Tonight I went to a federal all-candidates meeting in the West End sponsored by Xtra West. While the three main topics were human rights, support for the arts, and housing, the last half of the meeting was devoted to questions from the public who attended the meeting. Two long lines formed at both of the mics. Many different topics were lobbed at the candidates, ranging from the War in Afghanistan, terrorism, support for Insite, crime, decriminalization of prostitution, and the economy. Every speaker who asked a question was passionate about it, and a few were left disappointed when the meeting had to end because the time for the room rental was up.
It reminded me of a public meeting at City Council that I attended almost 20 years ago, when COPE Councillor Harry Rankin chided some of the NPA Councillors for either laughing at some of the speakers or talking to each other instead of listening to the public. "You may not think this is important", Rankin told them, "But it’s obviously important to some people!"
Listening – and seriously considering the point of view – of the public – is one of the most important responsibilities of an elected official. There is no meaningful accountability to the public unless that happens.

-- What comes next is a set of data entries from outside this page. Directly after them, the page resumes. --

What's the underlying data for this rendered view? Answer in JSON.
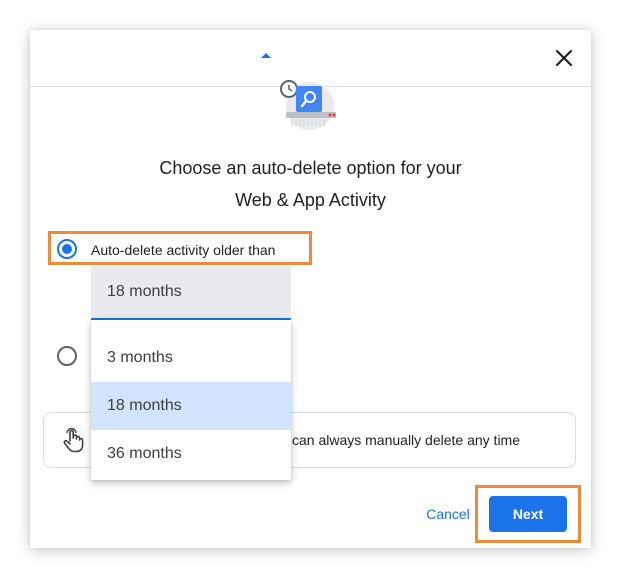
{
  "dialog": {
    "heading_line1": "Choose an auto-delete option for your",
    "heading_line2": "Web & App Activity",
    "close_icon": "close-icon"
  },
  "options": {
    "auto_delete_label": "Auto-delete activity older than",
    "auto_delete_checked": true,
    "second_checked": false
  },
  "dropdown": {
    "selected_value": "18 months",
    "items": [
      "3 months",
      "18 months",
      "36 months"
    ]
  },
  "info": {
    "text": "can always manually delete any time",
    "icon": "hand-touch-icon"
  },
  "footer": {
    "cancel_label": "Cancel",
    "next_label": "Next"
  },
  "colors": {
    "accent": "#1a73e8",
    "highlight_frame": "#ef8a3a",
    "selected_item_bg": "#d2e3fc"
  }
}
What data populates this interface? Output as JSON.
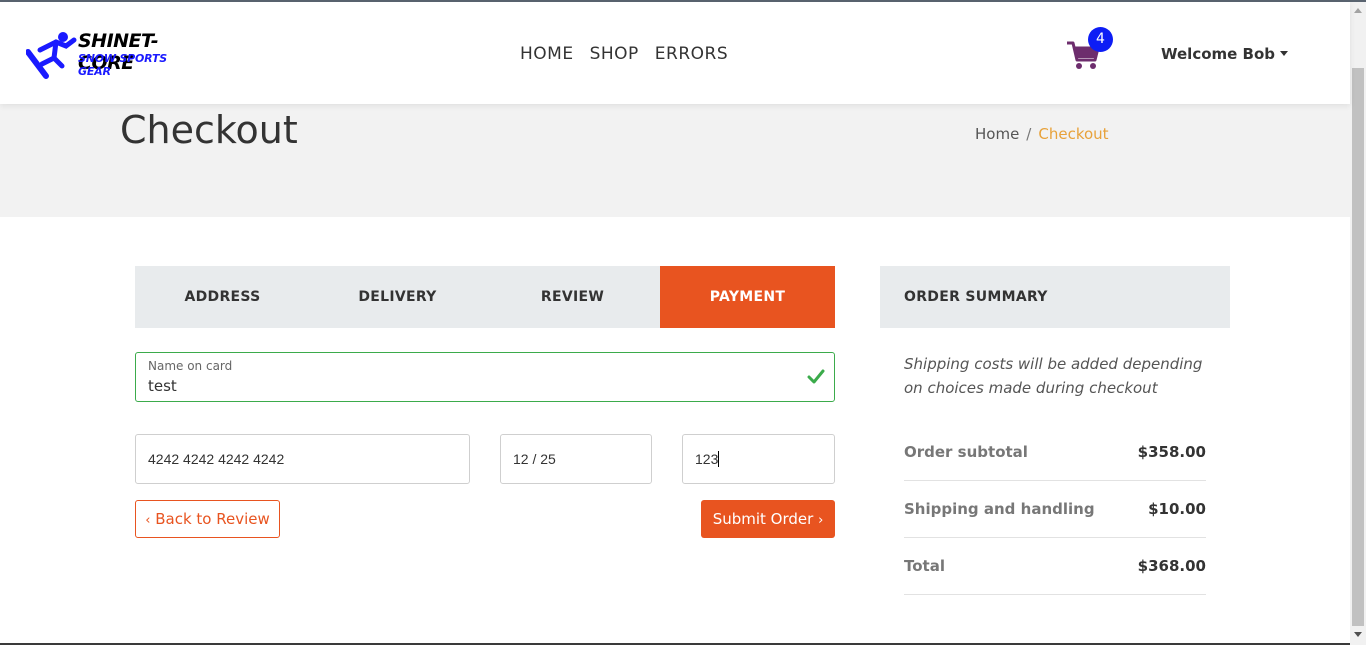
{
  "brand": {
    "name": "SHINET-CORE",
    "tagline": "SNOW SPORTS GEAR"
  },
  "nav": {
    "home": "HOME",
    "shop": "SHOP",
    "errors": "ERRORS"
  },
  "cart": {
    "count": "4"
  },
  "user": {
    "welcome": "Welcome Bob"
  },
  "page": {
    "title": "Checkout"
  },
  "breadcrumb": {
    "home": "Home",
    "separator": "/",
    "current": "Checkout"
  },
  "tabs": [
    {
      "label": "ADDRESS"
    },
    {
      "label": "DELIVERY"
    },
    {
      "label": "REVIEW"
    },
    {
      "label": "PAYMENT"
    }
  ],
  "payment": {
    "name_label": "Name on card",
    "name_value": "test",
    "card_number": "4242 4242 4242 4242",
    "expiry": "12 / 25",
    "cvc": "123"
  },
  "buttons": {
    "back": "Back to Review",
    "submit": "Submit Order"
  },
  "summary": {
    "heading": "ORDER SUMMARY",
    "note": "Shipping costs will be added depending on choices made during checkout",
    "rows": [
      {
        "label": "Order subtotal",
        "value": "$358.00"
      },
      {
        "label": "Shipping and handling",
        "value": "$10.00"
      },
      {
        "label": "Total",
        "value": "$368.00"
      }
    ]
  },
  "colors": {
    "accent": "#e85420",
    "badge": "#0d1df5",
    "breadcrumb_active": "#e8a23a",
    "valid": "#3bab4b"
  }
}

When COPE formed the majority on the Park Board from 2003-05, we brought in an open committee system. Prior to this, there were no committee meetings open to the public, only "workshops" behind closed doors. Yet these "workshops" – which were de facto committee meetings – were where the groundwork was laid for the reports and motions that were subsequently brought to the Park Board. At the board meetings, the public often had 10 days notice – at best – on a particular issue – and only 5 minutes at the board meeting to speak, and the Parks Commissioners made their decision the same evening.
When COPE brought in the open committee system, the public were welcome to attend any committee meeting where a topic of interest was discussed, and were welcome to join us at the table and participate in the discussion – usually without time limits, unless there were an unusual number of speakers – about the issue they were interested in.
COPE welcomes public participation in decision-making, and we seek to improve community outreach so that more people in Vancouver can be involved in decisions about our parks and recreation facilities.